Every word in the data below belongs in your copy, exactly as given; the pictures do not.

::::::

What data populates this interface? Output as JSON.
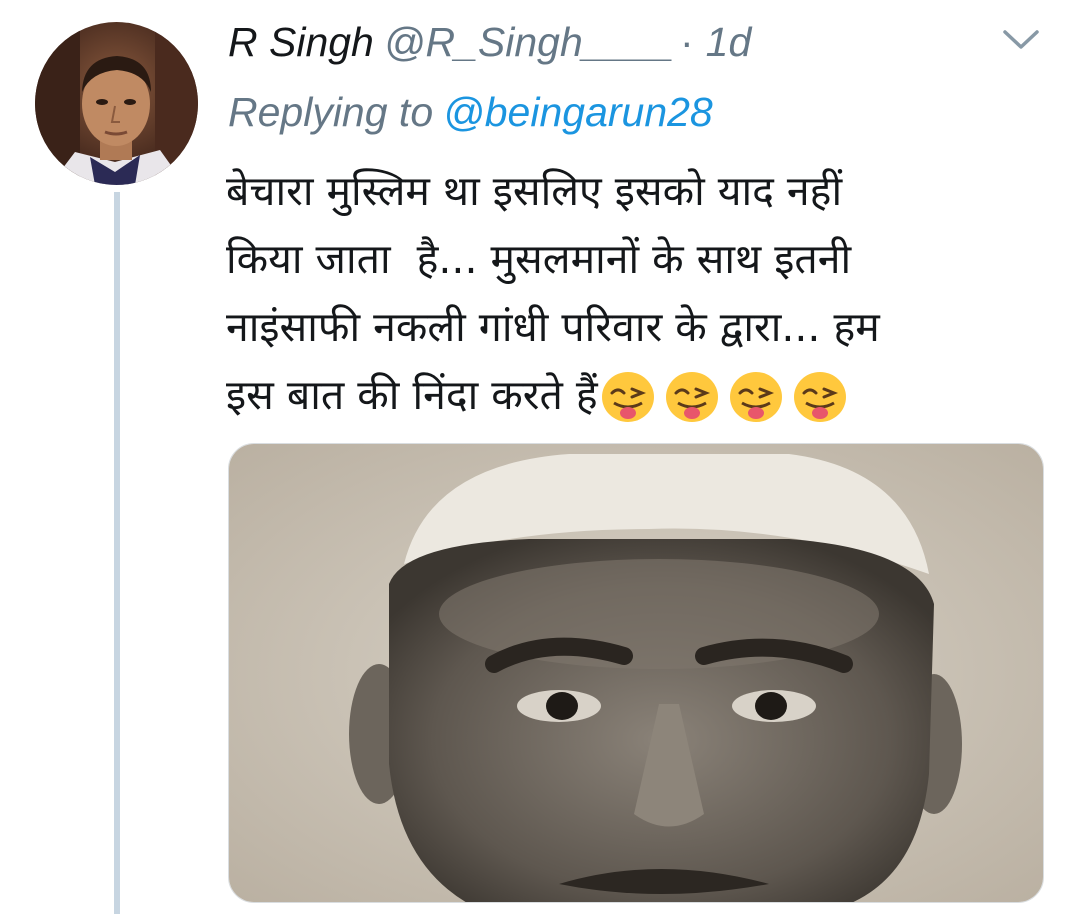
{
  "tweet": {
    "display_name": "R Singh",
    "handle": "@R_Singh____",
    "separator": "·",
    "timestamp": "1d",
    "replying_to_prefix": "Replying to",
    "replying_to_handle": "@beingarun28",
    "text": "बेचारा मुस्लिम था इसलिए इसको याद नहीं\nकिया जाता  है... मुसलमानों के साथ इतनी\nनाइंसाफी नकली गांधी परिवार के द्वारा... हम\nइस बात की निंदा करते हैं",
    "emojis": [
      "winking-face-with-tongue",
      "winking-face-with-tongue",
      "winking-face-with-tongue",
      "winking-face-with-tongue"
    ],
    "media_type": "photo"
  },
  "icons": {
    "menu": "chevron-down-icon",
    "avatar": "profile-photo"
  },
  "colors": {
    "primary_text": "#14171a",
    "secondary_text": "#657786",
    "link": "#1b95e0",
    "thread_line": "#c7d5e1",
    "emoji_face": "#ffc83d"
  }
}
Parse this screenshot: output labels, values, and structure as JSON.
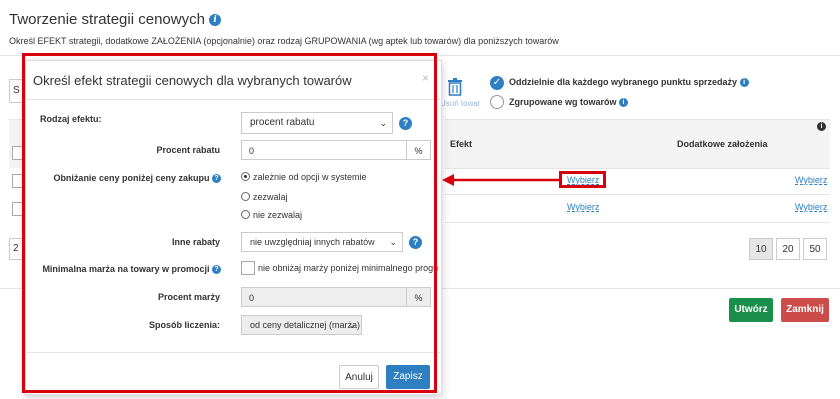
{
  "page": {
    "title": "Tworzenie strategii cenowych",
    "subtitle": "Określ EFEKT strategii, dodatkowe ZAŁOŻENIA (opcjonalnie) oraz rodzaj GRUPOWANIA (wg aptek lub towarów) dla poniższych towarów",
    "remove_label": "Usuń towar",
    "grouping_option_1": "Oddzielnie dla każdego wybranego punktu sprzedaży",
    "grouping_option_2": "Zgrupowane wg towarów",
    "col_effect": "Efekt",
    "col_assumptions": "Dodatkowe założenia",
    "row1_effect_link": "Wybierz",
    "row1_assumptions_link": "Wybierz",
    "row2_effect_link": "Wybierz",
    "row2_assumptions_link": "Wybierz",
    "page_sizes": [
      "10",
      "20",
      "50"
    ],
    "create_button": "Utwórz",
    "close_button": "Zamknij",
    "colors": {
      "accent": "#2e7fc2",
      "success": "#1a8f4c",
      "danger": "#cc4b4b",
      "highlight": "#d9000d"
    }
  },
  "modal": {
    "title": "Określ efekt strategii cenowych dla wybranych towarów",
    "close_icon": "×",
    "effect_type_label": "Rodzaj efektu:",
    "effect_type_value": "procent rabatu",
    "discount_percent_label": "Procent rabatu",
    "discount_percent_value": "0",
    "percent_sign": "%",
    "below_purchase_label": "Obniżanie ceny poniżej ceny zakupu",
    "below_purchase_options": [
      "zależnie od opcji w systemie",
      "zezwalaj",
      "nie zezwalaj"
    ],
    "below_purchase_selected": 0,
    "other_discounts_label": "Inne rabaty",
    "other_discounts_value": "nie uwzględniaj innych rabatów",
    "min_margin_label": "Minimalna marża na towary w promocji",
    "min_margin_checkbox_label": "nie obniżaj marży poniżej minimalnego progu",
    "margin_percent_label": "Procent marży",
    "margin_percent_value": "0",
    "calc_method_label": "Sposób liczenia:",
    "calc_method_value": "od ceny detalicznej (marża)",
    "cancel_button": "Anuluj",
    "save_button": "Zapisz"
  }
}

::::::

§ Solution below:
What data populates this interface? Output as JSON.
{
  "tweet": {
    "display_name": "R Singh",
    "handle": "@R_Singh____",
    "separator": "·",
    "timestamp": "1d",
    "replying_to_prefix": "Replying to",
    "replying_to_handle": "@beingarun28",
    "text": "बेचारा मुस्लिम था इसलिए इसको याद नहीं\nकिया जाता  है... मुसलमानों के साथ इतनी\nनाइंसाफी नकली गांधी परिवार के द्वारा... हम\nइस बात की निंदा करते हैं",
    "emojis": [
      "winking-face-with-tongue",
      "winking-face-with-tongue",
      "winking-face-with-tongue",
      "winking-face-with-tongue"
    ],
    "media_type": "photo"
  },
  "icons": {
    "menu": "chevron-down-icon",
    "avatar": "profile-photo"
  },
  "colors": {
    "primary_text": "#14171a",
    "secondary_text": "#657786",
    "link": "#1b95e0",
    "thread_line": "#c7d5e1",
    "emoji_face": "#ffc83d"
  }
}
Parse this screenshot: output labels, values, and structure as JSON.
{
  "page": {
    "title": "Tworzenie strategii cenowych",
    "subtitle": "Określ EFEKT strategii, dodatkowe ZAŁOŻENIA (opcjonalnie) oraz rodzaj GRUPOWANIA (wg aptek lub towarów) dla poniższych towarów",
    "remove_label": "Usuń towar",
    "grouping_option_1": "Oddzielnie dla każdego wybranego punktu sprzedaży",
    "grouping_option_2": "Zgrupowane wg towarów",
    "col_effect": "Efekt",
    "col_assumptions": "Dodatkowe założenia",
    "row1_effect_link": "Wybierz",
    "row1_assumptions_link": "Wybierz",
    "row2_effect_link": "Wybierz",
    "row2_assumptions_link": "Wybierz",
    "page_sizes": [
      "10",
      "20",
      "50"
    ],
    "create_button": "Utwórz",
    "close_button": "Zamknij",
    "colors": {
      "accent": "#2e7fc2",
      "success": "#1a8f4c",
      "danger": "#cc4b4b",
      "highlight": "#d9000d"
    }
  },
  "modal": {
    "title": "Określ efekt strategii cenowych dla wybranych towarów",
    "close_icon": "×",
    "effect_type_label": "Rodzaj efektu:",
    "effect_type_value": "procent rabatu",
    "discount_percent_label": "Procent rabatu",
    "discount_percent_value": "0",
    "percent_sign": "%",
    "below_purchase_label": "Obniżanie ceny poniżej ceny zakupu",
    "below_purchase_options": [
      "zależnie od opcji w systemie",
      "zezwalaj",
      "nie zezwalaj"
    ],
    "below_purchase_selected": 0,
    "other_discounts_label": "Inne rabaty",
    "other_discounts_value": "nie uwzględniaj innych rabatów",
    "min_margin_label": "Minimalna marża na towary w promocji",
    "min_margin_checkbox_label": "nie obniżaj marży poniżej minimalnego progu",
    "margin_percent_label": "Procent marży",
    "margin_percent_value": "0",
    "calc_method_label": "Sposób liczenia:",
    "calc_method_value": "od ceny detalicznej (marża)",
    "cancel_button": "Anuluj",
    "save_button": "Zapisz"
  }
}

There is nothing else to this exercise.